* **THE PROBLEM**
Write out the records that follow with every word intact.

Dataset excerpts:
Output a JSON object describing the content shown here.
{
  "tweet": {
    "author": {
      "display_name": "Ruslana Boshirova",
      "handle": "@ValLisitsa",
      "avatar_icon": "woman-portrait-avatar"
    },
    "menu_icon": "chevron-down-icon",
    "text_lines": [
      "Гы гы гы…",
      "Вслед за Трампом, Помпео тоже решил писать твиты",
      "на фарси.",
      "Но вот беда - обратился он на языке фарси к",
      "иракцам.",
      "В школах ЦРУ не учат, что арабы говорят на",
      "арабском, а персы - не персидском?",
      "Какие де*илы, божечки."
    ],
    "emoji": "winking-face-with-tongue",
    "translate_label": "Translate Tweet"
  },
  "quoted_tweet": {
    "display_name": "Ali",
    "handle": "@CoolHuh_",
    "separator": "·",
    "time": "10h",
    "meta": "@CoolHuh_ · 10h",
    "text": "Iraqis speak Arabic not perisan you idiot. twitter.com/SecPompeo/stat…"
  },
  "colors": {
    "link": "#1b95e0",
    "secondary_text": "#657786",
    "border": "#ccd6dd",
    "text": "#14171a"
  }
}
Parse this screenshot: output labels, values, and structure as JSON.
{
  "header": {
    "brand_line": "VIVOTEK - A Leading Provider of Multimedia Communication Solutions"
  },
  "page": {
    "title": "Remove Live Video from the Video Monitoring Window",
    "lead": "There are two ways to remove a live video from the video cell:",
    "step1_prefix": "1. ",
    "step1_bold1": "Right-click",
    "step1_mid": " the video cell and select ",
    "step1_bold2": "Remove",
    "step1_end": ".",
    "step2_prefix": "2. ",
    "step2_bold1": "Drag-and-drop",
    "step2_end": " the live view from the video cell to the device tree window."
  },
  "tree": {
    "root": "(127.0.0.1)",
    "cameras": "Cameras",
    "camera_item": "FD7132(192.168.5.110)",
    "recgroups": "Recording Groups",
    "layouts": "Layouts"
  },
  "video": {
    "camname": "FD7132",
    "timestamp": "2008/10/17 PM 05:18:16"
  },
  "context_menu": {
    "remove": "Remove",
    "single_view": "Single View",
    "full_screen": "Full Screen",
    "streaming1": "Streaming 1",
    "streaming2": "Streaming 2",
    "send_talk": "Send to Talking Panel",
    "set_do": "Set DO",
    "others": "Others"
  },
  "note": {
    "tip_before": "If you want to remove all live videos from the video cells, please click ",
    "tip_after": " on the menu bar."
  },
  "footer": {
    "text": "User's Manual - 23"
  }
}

* **WRITTEN ANSWER**
Output a JSON object describing the content shown here.
{
  "tweet": {
    "author": {
      "display_name": "Ruslana Boshirova",
      "handle": "@ValLisitsa",
      "avatar_icon": "woman-portrait-avatar"
    },
    "menu_icon": "chevron-down-icon",
    "text_lines": [
      "Гы гы гы…",
      "Вслед за Трампом, Помпео тоже решил писать твиты",
      "на фарси.",
      "Но вот беда - обратился он на языке фарси к",
      "иракцам.",
      "В школах ЦРУ не учат, что арабы говорят на",
      "арабском, а персы - не персидском?",
      "Какие де*илы, божечки."
    ],
    "emoji": "winking-face-with-tongue",
    "translate_label": "Translate Tweet"
  },
  "quoted_tweet": {
    "display_name": "Ali",
    "handle": "@CoolHuh_",
    "separator": "·",
    "time": "10h",
    "meta": "@CoolHuh_ · 10h",
    "text": "Iraqis speak Arabic not perisan you idiot. twitter.com/SecPompeo/stat…"
  },
  "colors": {
    "link": "#1b95e0",
    "secondary_text": "#657786",
    "border": "#ccd6dd",
    "text": "#14171a"
  }
}
Parse this screenshot: output labels, values, and structure as JSON.
{
  "header": {
    "brand_line": "VIVOTEK - A Leading Provider of Multimedia Communication Solutions"
  },
  "page": {
    "title": "Remove Live Video from the Video Monitoring Window",
    "lead": "There are two ways to remove a live video from the video cell:",
    "step1_prefix": "1. ",
    "step1_bold1": "Right-click",
    "step1_mid": " the video cell and select ",
    "step1_bold2": "Remove",
    "step1_end": ".",
    "step2_prefix": "2. ",
    "step2_bold1": "Drag-and-drop",
    "step2_end": " the live view from the video cell to the device tree window."
  },
  "tree": {
    "root": "(127.0.0.1)",
    "cameras": "Cameras",
    "camera_item": "FD7132(192.168.5.110)",
    "recgroups": "Recording Groups",
    "layouts": "Layouts"
  },
  "video": {
    "camname": "FD7132",
    "timestamp": "2008/10/17 PM 05:18:16"
  },
  "context_menu": {
    "remove": "Remove",
    "single_view": "Single View",
    "full_screen": "Full Screen",
    "streaming1": "Streaming 1",
    "streaming2": "Streaming 2",
    "send_talk": "Send to Talking Panel",
    "set_do": "Set DO",
    "others": "Others"
  },
  "note": {
    "tip_before": "If you want to remove all live videos from the video cells, please click ",
    "tip_after": " on the menu bar."
  },
  "footer": {
    "text": "User's Manual - 23"
  }
}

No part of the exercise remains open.